Introduction: User-friendly medical devices have become pivotal in modern healthcare, offering the potential to improve patient outcomes and quality of care. This article delves into the complexities of designing such devices and explores the multifaceted challenges faced by experts in this field.
Part 1: Understanding Users
1.1. Investigating the Target Audience: User-centric design begins with a comprehensive understanding of the target audience. This includes profiling users such as patients, healthcare professionals, and even family members. Identifying their needs and expectations from medical devices is essential.
- Conducting surveys, interviews, and observational studies to gather user insights.
- Defining user personas to better grasp their diverse requirements.
- Analyzing user demographics, health conditions, and prior technology experience.
1.2. Accounting for User Characteristics: Recognizing the diverse characteristics of users is crucial. These may encompass educational levels, technical literacy, physical and psychological constraints, as well as cultural and linguistic differences.
- Adapting user interfaces to cater to different literacy levels.
- Ensuring devices are accessible to individuals with physical or cognitive limitations.
- Localizing devices for various cultural and linguistic contexts.
Part 2: Technical and Ergonomic Aspects
2.1. Interface Design: Creating an intuitive and user-friendly interface is paramount. The choice of interface elements, such as touch screens, buttons, or voice controls, plays a vital role in the user experience.
- Conducting usability testing to refine the interface.
- Employing iconography, color schemes, and fonts to enhance usability.
- Providing clear instructions and feedback to guide users.
2.2. Physical Characteristics: The physical attributes of a medical device significantly influence its usability. Factors like size, weight, and form are critical considerations.
- Ensuring portability and ergonomic design for different use cases.
- Evaluating the durability of materials used.
- Protecting devices against environmental factors like water, dust, and impact.
2.3. Power Consumption: Efficient energy management is essential to guarantee long-lasting operation from batteries or power sources.
- Minimizing power consumption for extended device use.
- Implementing effective charging and battery replacement systems.
Part 3: Safety and Reliability
3.1. Data Protection and Confidentiality: Maintaining the security of medical data is a priority. Robust data protection measures, including encryption and user authentication, must be implemented.
- Ensuring secure data storage and transmission.
- Safeguarding against unauthorized access and breaches.
- Complying with privacy regulations like HIPAA (in the United States).
3.2. Reliability and Stability: Users rely on medical devices for critical healthcare needs. Therefore, devices must be dependable and resilient.
- Subjecting devices to rigorous testing for durability and reliability.
- Incorporating monitoring systems to predict and prevent failures.
- Integrating backup power systems for continuous operation.
Part 4: Regulation and Standards

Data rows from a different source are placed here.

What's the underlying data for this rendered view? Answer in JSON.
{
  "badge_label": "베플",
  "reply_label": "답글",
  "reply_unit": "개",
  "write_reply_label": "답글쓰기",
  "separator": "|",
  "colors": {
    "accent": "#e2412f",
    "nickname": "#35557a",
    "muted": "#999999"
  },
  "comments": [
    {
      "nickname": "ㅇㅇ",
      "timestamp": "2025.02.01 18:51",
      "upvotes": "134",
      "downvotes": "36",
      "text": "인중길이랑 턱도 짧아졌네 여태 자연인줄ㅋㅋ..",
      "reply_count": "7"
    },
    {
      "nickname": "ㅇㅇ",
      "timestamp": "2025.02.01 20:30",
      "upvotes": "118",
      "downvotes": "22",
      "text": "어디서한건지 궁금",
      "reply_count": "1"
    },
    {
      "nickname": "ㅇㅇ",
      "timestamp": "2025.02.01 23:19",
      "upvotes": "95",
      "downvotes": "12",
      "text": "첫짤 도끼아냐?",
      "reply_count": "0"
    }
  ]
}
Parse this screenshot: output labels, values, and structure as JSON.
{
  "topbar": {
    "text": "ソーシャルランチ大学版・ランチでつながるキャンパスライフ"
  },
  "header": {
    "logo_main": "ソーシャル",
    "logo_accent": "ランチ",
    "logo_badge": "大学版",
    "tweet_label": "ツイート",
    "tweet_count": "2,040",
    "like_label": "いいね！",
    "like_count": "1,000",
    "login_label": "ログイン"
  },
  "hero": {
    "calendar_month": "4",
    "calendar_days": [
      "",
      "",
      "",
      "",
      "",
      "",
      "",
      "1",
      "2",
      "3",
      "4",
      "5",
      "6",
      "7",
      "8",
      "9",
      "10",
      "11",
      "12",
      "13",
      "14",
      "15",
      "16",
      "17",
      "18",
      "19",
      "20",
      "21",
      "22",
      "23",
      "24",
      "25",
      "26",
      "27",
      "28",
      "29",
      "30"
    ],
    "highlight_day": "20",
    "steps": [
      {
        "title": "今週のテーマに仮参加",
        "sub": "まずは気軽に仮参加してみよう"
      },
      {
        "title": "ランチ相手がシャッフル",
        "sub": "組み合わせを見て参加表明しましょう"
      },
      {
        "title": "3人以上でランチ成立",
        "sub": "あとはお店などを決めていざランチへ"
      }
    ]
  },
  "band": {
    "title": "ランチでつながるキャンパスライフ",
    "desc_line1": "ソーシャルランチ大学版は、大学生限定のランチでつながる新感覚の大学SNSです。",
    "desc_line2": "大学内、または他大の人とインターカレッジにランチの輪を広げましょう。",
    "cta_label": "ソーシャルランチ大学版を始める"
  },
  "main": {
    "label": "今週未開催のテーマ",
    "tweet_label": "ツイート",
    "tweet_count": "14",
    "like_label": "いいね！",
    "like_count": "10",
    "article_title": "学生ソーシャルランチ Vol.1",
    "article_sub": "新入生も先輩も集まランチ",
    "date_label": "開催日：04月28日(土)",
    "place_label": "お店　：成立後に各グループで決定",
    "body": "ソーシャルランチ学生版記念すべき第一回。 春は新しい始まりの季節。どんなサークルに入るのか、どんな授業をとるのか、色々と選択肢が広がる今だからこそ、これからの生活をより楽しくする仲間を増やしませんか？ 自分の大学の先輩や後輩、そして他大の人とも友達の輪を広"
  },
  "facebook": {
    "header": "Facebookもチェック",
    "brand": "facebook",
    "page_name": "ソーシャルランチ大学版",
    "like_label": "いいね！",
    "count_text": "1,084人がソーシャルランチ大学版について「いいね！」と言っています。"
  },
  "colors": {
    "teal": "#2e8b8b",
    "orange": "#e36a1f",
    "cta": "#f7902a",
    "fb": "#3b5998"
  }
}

4.1. Compliance with Medical Standards: The medical device industry is subject to numerous standards, including those from regulatory bodies like the FDA, CE marking in Europe, and ISO standards.
- Familiarizing with and adhering to relevant medical standards.
- Engaging in mandatory testing and certification procedures.
4.2. Legal and Regulatory Compliance: Staying in alignment with laws and regulations is imperative for market access and user trust.
- Complying with labeling, documentation, and reporting requirements.
- Keeping up-to-date with evolving regulatory landscapes.
Conclusion: Designing user-friendly medical devices is a complex, multifaceted endeavor that necessitates a deep understanding of users, meticulous attention to technical and ergonomic details, a commitment to safety and reliability, and compliance with strict regulations. Striking a balance among these aspects is essential in creating devices that improve patient care and contribute positively to the healthcare industry. Continuous improvement and adaptation are key to addressing the dynamic needs of users and the ever-evolving regulatory environment in the medical device field.